### Task to complete
In the records below, count every line containing "JSON". Reply with the number only.

### Records for the task
--------------------------------
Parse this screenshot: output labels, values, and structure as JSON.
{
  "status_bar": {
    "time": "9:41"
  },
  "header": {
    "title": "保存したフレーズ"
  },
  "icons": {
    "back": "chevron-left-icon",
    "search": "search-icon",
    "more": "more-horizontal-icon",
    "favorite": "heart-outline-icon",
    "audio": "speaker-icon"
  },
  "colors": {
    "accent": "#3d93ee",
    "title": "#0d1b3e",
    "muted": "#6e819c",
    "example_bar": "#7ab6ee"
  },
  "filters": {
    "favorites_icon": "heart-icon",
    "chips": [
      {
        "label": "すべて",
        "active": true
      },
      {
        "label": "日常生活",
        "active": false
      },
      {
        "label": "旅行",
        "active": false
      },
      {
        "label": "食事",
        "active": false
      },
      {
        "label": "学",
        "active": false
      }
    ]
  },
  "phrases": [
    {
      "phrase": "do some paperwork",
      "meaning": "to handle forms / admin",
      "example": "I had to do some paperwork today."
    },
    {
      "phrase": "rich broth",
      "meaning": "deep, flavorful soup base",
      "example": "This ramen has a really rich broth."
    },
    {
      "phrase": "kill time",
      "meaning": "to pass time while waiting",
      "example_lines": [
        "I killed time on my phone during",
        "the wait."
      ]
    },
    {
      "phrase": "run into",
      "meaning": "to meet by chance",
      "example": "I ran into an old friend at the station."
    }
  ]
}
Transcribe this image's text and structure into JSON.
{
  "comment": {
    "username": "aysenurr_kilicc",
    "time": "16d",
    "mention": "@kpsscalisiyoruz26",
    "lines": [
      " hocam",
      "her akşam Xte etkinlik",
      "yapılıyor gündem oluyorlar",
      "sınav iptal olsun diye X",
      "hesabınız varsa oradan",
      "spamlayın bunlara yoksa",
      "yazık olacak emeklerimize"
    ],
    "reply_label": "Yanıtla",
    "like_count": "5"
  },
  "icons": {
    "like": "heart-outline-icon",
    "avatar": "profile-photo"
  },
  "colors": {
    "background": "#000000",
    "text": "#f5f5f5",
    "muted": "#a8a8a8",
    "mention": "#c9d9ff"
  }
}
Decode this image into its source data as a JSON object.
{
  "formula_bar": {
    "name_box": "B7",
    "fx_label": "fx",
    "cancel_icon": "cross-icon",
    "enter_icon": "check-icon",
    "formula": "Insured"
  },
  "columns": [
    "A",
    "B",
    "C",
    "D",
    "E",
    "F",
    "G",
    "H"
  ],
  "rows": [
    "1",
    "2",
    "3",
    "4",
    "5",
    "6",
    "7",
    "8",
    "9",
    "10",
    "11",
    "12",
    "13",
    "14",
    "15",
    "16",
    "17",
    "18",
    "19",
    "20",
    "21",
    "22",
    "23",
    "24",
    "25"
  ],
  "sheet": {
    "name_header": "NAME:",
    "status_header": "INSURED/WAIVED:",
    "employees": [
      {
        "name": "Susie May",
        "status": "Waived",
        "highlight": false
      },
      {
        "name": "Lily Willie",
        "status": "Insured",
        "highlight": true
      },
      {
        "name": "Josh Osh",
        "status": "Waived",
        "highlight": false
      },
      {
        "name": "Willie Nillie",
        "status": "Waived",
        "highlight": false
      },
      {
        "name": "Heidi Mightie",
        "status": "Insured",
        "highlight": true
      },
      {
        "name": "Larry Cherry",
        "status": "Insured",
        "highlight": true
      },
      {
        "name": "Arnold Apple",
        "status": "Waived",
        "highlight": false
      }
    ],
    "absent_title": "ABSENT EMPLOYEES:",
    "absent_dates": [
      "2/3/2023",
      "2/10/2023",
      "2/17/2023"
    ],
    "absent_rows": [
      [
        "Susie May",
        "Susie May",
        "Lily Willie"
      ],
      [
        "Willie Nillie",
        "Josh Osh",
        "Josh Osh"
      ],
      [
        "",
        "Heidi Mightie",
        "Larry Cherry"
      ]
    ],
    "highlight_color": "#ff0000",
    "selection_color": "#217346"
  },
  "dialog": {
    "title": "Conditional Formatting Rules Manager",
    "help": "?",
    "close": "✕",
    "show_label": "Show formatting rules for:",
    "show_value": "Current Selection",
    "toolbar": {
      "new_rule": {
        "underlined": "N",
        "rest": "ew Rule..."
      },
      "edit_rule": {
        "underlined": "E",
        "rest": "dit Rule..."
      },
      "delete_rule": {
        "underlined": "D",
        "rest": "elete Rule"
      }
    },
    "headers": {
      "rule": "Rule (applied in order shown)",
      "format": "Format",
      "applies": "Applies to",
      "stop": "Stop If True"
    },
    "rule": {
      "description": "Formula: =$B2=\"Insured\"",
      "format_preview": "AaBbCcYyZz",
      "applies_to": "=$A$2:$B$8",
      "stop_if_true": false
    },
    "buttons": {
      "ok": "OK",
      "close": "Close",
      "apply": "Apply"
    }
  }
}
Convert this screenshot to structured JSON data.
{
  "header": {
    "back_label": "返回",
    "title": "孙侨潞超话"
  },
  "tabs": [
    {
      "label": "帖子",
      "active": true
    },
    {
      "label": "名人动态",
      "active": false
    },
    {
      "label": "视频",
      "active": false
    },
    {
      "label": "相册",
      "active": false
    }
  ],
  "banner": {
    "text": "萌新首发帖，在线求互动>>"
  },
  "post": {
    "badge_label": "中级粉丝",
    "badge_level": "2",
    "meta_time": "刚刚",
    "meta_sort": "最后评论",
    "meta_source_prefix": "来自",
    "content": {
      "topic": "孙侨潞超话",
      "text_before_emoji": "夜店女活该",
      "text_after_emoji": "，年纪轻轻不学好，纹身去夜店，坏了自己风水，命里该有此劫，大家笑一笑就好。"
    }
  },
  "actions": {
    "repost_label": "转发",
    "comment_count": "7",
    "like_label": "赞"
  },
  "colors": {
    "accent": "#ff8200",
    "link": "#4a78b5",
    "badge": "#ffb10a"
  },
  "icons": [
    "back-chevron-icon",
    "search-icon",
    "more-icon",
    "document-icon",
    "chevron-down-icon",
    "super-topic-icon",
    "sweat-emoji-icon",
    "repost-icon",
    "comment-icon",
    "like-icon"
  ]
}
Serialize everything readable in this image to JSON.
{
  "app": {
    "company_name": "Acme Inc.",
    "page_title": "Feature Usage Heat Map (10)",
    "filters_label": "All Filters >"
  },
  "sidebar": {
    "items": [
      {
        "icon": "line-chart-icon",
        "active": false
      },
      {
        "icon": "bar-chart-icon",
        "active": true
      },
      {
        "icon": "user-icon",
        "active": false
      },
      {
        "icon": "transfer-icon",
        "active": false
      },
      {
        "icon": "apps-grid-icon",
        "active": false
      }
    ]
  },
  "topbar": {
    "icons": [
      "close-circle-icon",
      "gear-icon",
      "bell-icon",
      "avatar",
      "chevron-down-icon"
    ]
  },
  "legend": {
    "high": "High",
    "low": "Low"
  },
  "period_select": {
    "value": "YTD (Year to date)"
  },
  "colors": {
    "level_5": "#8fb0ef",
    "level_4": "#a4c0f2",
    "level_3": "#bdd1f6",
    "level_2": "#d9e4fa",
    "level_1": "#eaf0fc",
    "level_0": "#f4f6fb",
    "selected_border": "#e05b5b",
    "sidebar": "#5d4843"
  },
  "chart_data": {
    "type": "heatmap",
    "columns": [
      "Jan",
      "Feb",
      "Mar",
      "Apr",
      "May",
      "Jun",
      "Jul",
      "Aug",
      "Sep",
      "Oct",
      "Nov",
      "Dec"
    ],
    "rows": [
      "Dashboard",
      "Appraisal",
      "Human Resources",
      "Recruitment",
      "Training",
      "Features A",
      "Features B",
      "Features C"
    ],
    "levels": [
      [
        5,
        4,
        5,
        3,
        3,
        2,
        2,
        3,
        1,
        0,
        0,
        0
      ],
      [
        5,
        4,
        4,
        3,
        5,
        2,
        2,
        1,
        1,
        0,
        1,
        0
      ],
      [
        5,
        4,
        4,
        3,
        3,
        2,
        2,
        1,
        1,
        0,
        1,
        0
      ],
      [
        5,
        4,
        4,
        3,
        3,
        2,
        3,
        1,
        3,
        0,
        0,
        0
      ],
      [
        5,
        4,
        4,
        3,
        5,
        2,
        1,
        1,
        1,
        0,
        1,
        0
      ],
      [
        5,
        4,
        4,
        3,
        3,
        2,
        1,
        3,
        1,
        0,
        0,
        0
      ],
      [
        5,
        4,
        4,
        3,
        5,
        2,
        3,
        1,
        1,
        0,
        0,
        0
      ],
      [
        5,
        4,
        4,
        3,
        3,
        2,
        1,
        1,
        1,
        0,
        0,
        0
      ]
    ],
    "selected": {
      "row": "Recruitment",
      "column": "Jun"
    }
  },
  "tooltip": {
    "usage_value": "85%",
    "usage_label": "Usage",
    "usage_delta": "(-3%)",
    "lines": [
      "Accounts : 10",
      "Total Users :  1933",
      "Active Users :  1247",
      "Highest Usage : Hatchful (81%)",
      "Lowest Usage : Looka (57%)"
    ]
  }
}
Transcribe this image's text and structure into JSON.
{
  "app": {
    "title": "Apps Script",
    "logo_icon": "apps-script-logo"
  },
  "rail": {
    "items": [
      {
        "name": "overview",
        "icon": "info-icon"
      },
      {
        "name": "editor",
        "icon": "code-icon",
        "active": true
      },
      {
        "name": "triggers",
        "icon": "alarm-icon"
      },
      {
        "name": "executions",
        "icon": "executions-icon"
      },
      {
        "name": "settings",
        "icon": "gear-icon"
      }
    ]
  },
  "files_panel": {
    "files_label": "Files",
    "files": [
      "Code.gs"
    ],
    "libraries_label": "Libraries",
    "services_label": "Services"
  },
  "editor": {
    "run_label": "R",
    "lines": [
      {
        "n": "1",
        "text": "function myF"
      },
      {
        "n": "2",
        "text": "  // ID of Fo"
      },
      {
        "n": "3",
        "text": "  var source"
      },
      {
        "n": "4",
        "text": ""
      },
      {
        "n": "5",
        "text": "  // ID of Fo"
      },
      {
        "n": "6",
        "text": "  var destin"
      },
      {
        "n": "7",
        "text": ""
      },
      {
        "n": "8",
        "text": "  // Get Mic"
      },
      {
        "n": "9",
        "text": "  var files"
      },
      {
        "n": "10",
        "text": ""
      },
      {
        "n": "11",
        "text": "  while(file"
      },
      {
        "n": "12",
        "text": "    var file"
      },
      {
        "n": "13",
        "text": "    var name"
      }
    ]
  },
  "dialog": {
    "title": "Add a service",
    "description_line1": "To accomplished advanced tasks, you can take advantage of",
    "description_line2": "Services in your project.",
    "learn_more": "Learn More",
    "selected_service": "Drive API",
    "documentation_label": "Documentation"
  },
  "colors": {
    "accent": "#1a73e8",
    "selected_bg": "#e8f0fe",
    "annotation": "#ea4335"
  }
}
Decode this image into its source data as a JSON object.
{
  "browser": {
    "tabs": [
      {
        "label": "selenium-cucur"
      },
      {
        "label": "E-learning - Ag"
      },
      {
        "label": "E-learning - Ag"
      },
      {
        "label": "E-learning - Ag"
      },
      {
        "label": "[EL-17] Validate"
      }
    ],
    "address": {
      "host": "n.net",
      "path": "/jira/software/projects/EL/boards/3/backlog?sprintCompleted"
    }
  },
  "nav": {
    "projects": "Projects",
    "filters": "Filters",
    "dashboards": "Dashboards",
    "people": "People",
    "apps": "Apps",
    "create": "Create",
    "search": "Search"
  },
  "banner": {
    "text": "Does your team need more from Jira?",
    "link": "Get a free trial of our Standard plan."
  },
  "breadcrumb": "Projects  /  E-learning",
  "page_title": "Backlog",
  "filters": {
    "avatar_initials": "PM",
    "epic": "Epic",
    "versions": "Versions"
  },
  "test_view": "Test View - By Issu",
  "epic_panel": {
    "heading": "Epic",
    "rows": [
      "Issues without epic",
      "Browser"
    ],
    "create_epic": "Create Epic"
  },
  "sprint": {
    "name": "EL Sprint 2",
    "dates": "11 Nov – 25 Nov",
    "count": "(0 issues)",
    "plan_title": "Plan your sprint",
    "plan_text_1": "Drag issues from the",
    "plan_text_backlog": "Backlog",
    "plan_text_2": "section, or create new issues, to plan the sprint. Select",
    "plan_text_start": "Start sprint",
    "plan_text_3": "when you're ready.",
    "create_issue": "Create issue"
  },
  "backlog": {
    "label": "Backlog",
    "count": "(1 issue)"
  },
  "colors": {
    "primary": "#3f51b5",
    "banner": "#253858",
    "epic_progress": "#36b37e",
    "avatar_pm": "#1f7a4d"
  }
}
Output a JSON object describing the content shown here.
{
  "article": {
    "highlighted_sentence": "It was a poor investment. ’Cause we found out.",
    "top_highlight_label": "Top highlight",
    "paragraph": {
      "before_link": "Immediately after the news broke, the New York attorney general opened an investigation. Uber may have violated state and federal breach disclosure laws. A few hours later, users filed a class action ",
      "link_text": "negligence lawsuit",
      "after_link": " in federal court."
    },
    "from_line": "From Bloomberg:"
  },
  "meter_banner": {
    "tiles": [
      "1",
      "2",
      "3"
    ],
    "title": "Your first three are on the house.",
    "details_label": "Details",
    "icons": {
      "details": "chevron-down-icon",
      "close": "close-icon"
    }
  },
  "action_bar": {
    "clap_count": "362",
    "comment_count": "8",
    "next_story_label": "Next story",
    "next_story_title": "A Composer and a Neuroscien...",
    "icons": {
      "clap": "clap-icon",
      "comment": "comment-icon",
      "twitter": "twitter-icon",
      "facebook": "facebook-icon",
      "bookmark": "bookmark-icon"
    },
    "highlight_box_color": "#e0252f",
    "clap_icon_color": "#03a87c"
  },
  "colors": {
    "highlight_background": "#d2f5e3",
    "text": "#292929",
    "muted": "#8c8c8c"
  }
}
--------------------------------
### Exercise answer
8